EXERCISE:
Wherever the string "avatar" appears in the listing, copy that line.

DATA FOR THE TASK:
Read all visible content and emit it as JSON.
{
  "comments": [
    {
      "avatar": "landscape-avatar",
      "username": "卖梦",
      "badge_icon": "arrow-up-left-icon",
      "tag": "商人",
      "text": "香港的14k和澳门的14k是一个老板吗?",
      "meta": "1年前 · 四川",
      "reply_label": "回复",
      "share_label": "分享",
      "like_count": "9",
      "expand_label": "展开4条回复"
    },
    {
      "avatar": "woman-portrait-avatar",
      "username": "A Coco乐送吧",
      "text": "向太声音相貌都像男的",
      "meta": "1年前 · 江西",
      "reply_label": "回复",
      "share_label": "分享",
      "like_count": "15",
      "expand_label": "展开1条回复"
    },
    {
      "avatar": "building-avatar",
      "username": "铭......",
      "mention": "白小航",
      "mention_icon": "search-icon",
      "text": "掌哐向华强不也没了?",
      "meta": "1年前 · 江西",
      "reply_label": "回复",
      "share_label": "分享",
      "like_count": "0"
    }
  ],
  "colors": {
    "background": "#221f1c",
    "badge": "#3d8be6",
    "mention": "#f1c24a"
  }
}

SOLUTION TO THE PROBLEM:
      "avatar": "landscape-avatar",
      "avatar": "woman-portrait-avatar",
      "avatar": "building-avatar",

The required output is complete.